For the evaluators: authentic assessment means (1) getting the question right, (2) determining a reasonable answer for the question via a rubric (some use other mechanisms), and (3) a non-partisan application of the rubric to the student’s work. Of course, creating a rubric is difficult. However, using backwards induction will most readily create the necessary rubric. This carries the benefit of increased question reliability; meaning, the comp. question does have an expected answer. This does not mean that there is only one answer, particularly since prolific students may answer via recent scholarship or other extraordinary means.
For the students: authentic assessment is a mechanism to better engage student learning and promotes observable proficiency. Authentic assessment promotes student learning because a rubric explains what a student is expected to learn. For instance, students should be given the bank of questions and the corresponding rubrics to those questions upon entrance into the PhD program.
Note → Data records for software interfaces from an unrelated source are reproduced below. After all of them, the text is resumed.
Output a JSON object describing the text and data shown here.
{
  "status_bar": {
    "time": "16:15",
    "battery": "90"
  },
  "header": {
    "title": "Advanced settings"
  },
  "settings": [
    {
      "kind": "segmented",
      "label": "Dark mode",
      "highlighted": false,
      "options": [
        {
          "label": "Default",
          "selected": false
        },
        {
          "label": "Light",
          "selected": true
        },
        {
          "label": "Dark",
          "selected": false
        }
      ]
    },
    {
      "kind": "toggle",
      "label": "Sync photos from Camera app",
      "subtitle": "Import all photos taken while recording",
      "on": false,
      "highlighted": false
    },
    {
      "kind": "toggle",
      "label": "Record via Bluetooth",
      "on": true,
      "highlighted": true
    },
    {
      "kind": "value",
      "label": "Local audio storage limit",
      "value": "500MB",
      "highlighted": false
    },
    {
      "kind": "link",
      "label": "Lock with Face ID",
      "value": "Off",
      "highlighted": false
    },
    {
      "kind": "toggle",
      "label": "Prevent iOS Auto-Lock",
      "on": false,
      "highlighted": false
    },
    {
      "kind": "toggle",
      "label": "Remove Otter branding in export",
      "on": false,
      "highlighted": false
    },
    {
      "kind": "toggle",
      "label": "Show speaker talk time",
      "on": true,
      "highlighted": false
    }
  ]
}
Therefore, the professional threshold is established [which is not so under the arbitrary and subjective 20th century system], so that 21st century students are aware of comp. answer expectations. Authentic assessment suggests that the student will have learned much more at the time of comp. exams than students not under the mechanism of authentic assessment.
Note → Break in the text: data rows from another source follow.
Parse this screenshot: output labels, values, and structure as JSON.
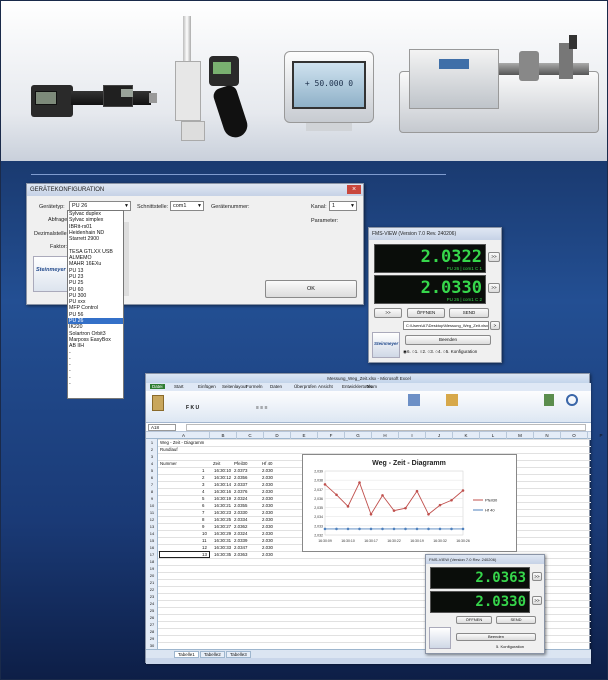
{
  "config_dialog": {
    "title": "GERÄTEKONFIGURATION",
    "geraetetyp_label": "Gerätetyp:",
    "geraetetyp_value": "PU 26",
    "schnittstelle_label": "Schnittstelle:",
    "schnittstelle_value": "com1",
    "geraetenummer_label": "Gerätenummer:",
    "kanal_label": "Kanal:",
    "kanal_value": "1",
    "parameter_label": "Parameter:",
    "abfrage_label": "Abfrage:",
    "dezimalstellen_label": "Dezimalstellen:",
    "faktor_label": "Faktor:",
    "ok_label": "OK",
    "logo_text": "Steinmeyer",
    "options": [
      "Sylvac duplex",
      "Sylvac simplex",
      "IBRit-rs01",
      "Heidenhain ND",
      "Starrett 2900",
      "",
      "TESA GTLXX USB",
      "ALMEMO",
      "MAHR 16EXu",
      "PU 13",
      "PU 23",
      "PU 25",
      "PU 60",
      "PU 300",
      "PU xxx",
      "MFP Control",
      "PU 56",
      "PU 26",
      "IK220",
      "Solartron Orbit3",
      "Marposs EasyBox",
      "AB IIH",
      "-",
      "-",
      "-",
      "-",
      "-",
      "-"
    ],
    "selected_option": 17
  },
  "fmsview": {
    "title": "FMS-VIEW (Version 7.0 Rev. 240206)",
    "value1": "2.0322",
    "sub1": "PU 26 | com1 C 1",
    "value2": "2.0330",
    "sub2": "PU 26 | com1 C 2",
    "arrow_label": ">>",
    "btn_back": ">>",
    "btn_open": "ÖFFNEN",
    "btn_send": "SEND",
    "path": "C:\\Users\\A7\\Desktop\\Messung_Weg_Zeit.xlsx",
    "btn_exit": "Beenden",
    "radio_labels": [
      "6.",
      "1.",
      "2.",
      "3.",
      "4.",
      "5. Konfiguration"
    ],
    "logo_text": "Steinmeyer"
  },
  "excel": {
    "title": "Messung_Weg_Zeit.xlsx - Microsoft Excel",
    "tabs": [
      "Datei",
      "Start",
      "Einfügen",
      "Seitenlayout",
      "Formeln",
      "Daten",
      "Überprüfen",
      "Ansicht",
      "Entwicklertools",
      "Team"
    ],
    "namebox": "A18",
    "sheet_title": "Weg - Zeit - Diagramm",
    "sheet_subtitle": "Rundlauf",
    "col_headers": [
      "Nummer",
      "Zeit",
      "Pfeil30",
      "Hf 40"
    ],
    "columns": [
      "A",
      "B",
      "C",
      "D",
      "E",
      "F",
      "G",
      "H",
      "I",
      "J",
      "K",
      "L",
      "M",
      "N",
      "O",
      "P"
    ],
    "rows": [
      [
        "1",
        "16:30:10",
        "2.0373",
        "2.030"
      ],
      [
        "2",
        "16:30:12",
        "2.0356",
        "2.030"
      ],
      [
        "3",
        "16:30:14",
        "2.0337",
        "2.030"
      ],
      [
        "4",
        "16:30:16",
        "2.0376",
        "2.030"
      ],
      [
        "5",
        "16:30:19",
        "2.0324",
        "2.030"
      ],
      [
        "6",
        "16:30:21",
        "2.0355",
        "2.030"
      ],
      [
        "7",
        "16:30:23",
        "2.0330",
        "2.030"
      ],
      [
        "8",
        "16:30:25",
        "2.0334",
        "2.030"
      ],
      [
        "9",
        "16:30:27",
        "2.0362",
        "2.030"
      ],
      [
        "10",
        "16:30:29",
        "2.0324",
        "2.030"
      ],
      [
        "11",
        "16:30:31",
        "2.0339",
        "2.030"
      ],
      [
        "12",
        "16:30:33",
        "2.0347",
        "2.030"
      ],
      [
        "13",
        "16:30:35",
        "2.0363",
        "2.030"
      ]
    ],
    "sheet_tabs": [
      "Tabelle1",
      "Tabelle2",
      "Tabelle3"
    ]
  },
  "chart_data": {
    "type": "line",
    "title": "Weg - Zeit - Diagramm",
    "x": [
      "16:30:09",
      "16:30:10",
      "16:30:17",
      "16:30:22",
      "16:30:19",
      "16:30:32",
      "16:30:26"
    ],
    "series": [
      {
        "name": "Pfeil30",
        "values": [
          2.0373,
          2.0356,
          2.0337,
          2.0376,
          2.0324,
          2.0355,
          2.033,
          2.0334,
          2.0362,
          2.0324,
          2.0339,
          2.0347,
          2.0363
        ],
        "color": "#c0504d"
      },
      {
        "name": "Hf 40",
        "values": [
          2.03,
          2.03,
          2.03,
          2.03,
          2.03,
          2.03,
          2.03,
          2.03,
          2.03,
          2.03,
          2.03,
          2.03,
          2.03
        ],
        "color": "#4f81bd"
      }
    ],
    "yticks": [
      "2,039",
      "2,038",
      "2,037",
      "2,036",
      "2,035",
      "2,034",
      "2,033",
      "2,032"
    ],
    "ylim": [
      2.029,
      2.0395
    ]
  },
  "fmsview_small": {
    "title": "FMS-VIEW (Version 7.0 Rev. 240206)",
    "value1": "2.0363",
    "value2": "2.0330",
    "btn_open": "ÖFFNEN",
    "btn_send": "SEND",
    "btn_exit": "Beenden",
    "config": "5. Konfiguration"
  },
  "photo": {
    "display_value": "+ 50.000 0"
  }
}
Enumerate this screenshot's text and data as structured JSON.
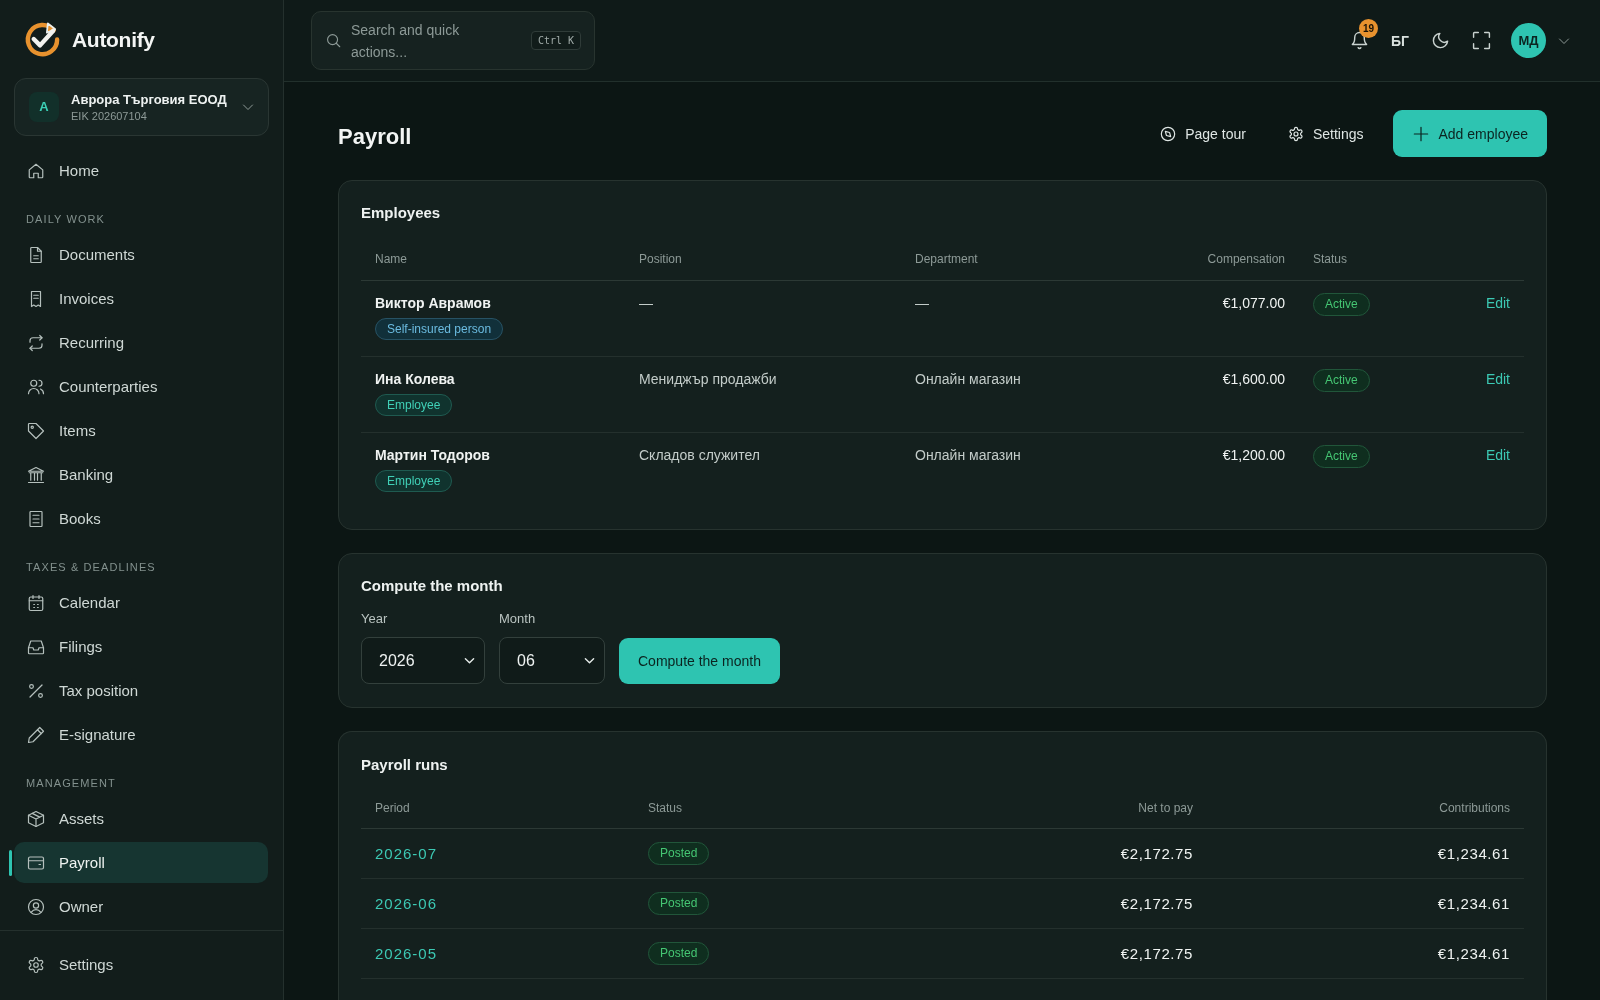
{
  "sidebar": {
    "brand": "Autonify",
    "org": {
      "initial": "A",
      "name": "Аврора Търговия ЕООД",
      "eik": "EIK 202607104"
    },
    "sections": [
      {
        "items": [
          {
            "label": "Home",
            "selected": false
          }
        ]
      },
      {
        "heading": "DAILY WORK",
        "items": [
          {
            "label": "Documents",
            "selected": false
          },
          {
            "label": "Invoices",
            "selected": false
          },
          {
            "label": "Recurring",
            "selected": false
          },
          {
            "label": "Counterparties",
            "selected": false
          },
          {
            "label": "Items",
            "selected": false
          },
          {
            "label": "Banking",
            "selected": false
          },
          {
            "label": "Books",
            "selected": false
          }
        ]
      },
      {
        "heading": "TAXES & DEADLINES",
        "items": [
          {
            "label": "Calendar",
            "selected": false
          },
          {
            "label": "Filings",
            "selected": false
          },
          {
            "label": "Tax position",
            "selected": false
          },
          {
            "label": "E-signature",
            "selected": false
          }
        ]
      },
      {
        "heading": "MANAGEMENT",
        "items": [
          {
            "label": "Assets",
            "selected": false
          },
          {
            "label": "Payroll",
            "selected": true
          },
          {
            "label": "Owner",
            "selected": false
          }
        ]
      }
    ],
    "footer": {
      "label": "Settings",
      "selected": false
    }
  },
  "topbar": {
    "search": {
      "placeholder": "Search and quick actions...",
      "shortcut": "Ctrl K"
    },
    "notifications": "19",
    "language": "БГ",
    "avatar": "МД"
  },
  "page": {
    "title": "Payroll",
    "actions": [
      {
        "label": "Page tour",
        "kind": "ghost"
      },
      {
        "label": "Settings",
        "kind": "ghost"
      },
      {
        "label": "Add employee",
        "kind": "primary"
      }
    ]
  },
  "employees": {
    "title": "Employees",
    "columns": [
      "Name",
      "Position",
      "Department",
      "Compensation",
      "Status"
    ],
    "rows": [
      {
        "name": "Виктор Аврамов",
        "tag": {
          "label": "Self-insured person",
          "kind": "insured"
        },
        "position": "—",
        "department": "—",
        "compensation": "€1,077.00",
        "status": "Active",
        "action": "Edit"
      },
      {
        "name": "Ина Колева",
        "tag": {
          "label": "Employee",
          "kind": "employee"
        },
        "position": "Мениджър продажби",
        "department": "Онлайн магазин",
        "compensation": "€1,600.00",
        "status": "Active",
        "action": "Edit"
      },
      {
        "name": "Мартин Тодоров",
        "tag": {
          "label": "Employee",
          "kind": "employee"
        },
        "position": "Складов служител",
        "department": "Онлайн магазин",
        "compensation": "€1,200.00",
        "status": "Active",
        "action": "Edit"
      }
    ]
  },
  "compute": {
    "title": "Compute the month",
    "fields": [
      {
        "label": "Year",
        "value": "2026"
      },
      {
        "label": "Month",
        "value": "06"
      }
    ],
    "button": "Compute the month"
  },
  "runs": {
    "title": "Payroll runs",
    "columns": [
      "Period",
      "Status",
      "Net to pay",
      "Contributions"
    ],
    "rows": [
      {
        "period": "2026-07",
        "status": "Posted",
        "net": "€2,172.75",
        "contributions": "€1,234.61"
      },
      {
        "period": "2026-06",
        "status": "Posted",
        "net": "€2,172.75",
        "contributions": "€1,234.61"
      },
      {
        "period": "2026-05",
        "status": "Posted",
        "net": "€2,172.75",
        "contributions": "€1,234.61"
      }
    ]
  }
}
The Rubric Hurdle: First, written comp. questions and answers should be useful for professors and students alike. For example, political science has come a long way since the 1950s. Comp. questions should resemble real questions in the sub-fields of political science. Second, the rubric must address the paths which would constitute a “pass.” For example, there could be an American question investigating interest groups. The question can be written once these rubric tenets are formulated:
- What’s the big normative question being addressed?
- how do interest groups distort the public will?
2. What are the major perspectives needed to answer this question?
Notice, there are no specific authors, even though “the cannons” should be mentioned under each perspective. The rubric clearly does not tell the student anything about the answer, while telling the student everything about the answer! Most importantly, if you cannot create this rubric, then the question is unanswerable, and should be discarded.
I look forward to the 21st century. Authentic assessment should create much better life-long learning students…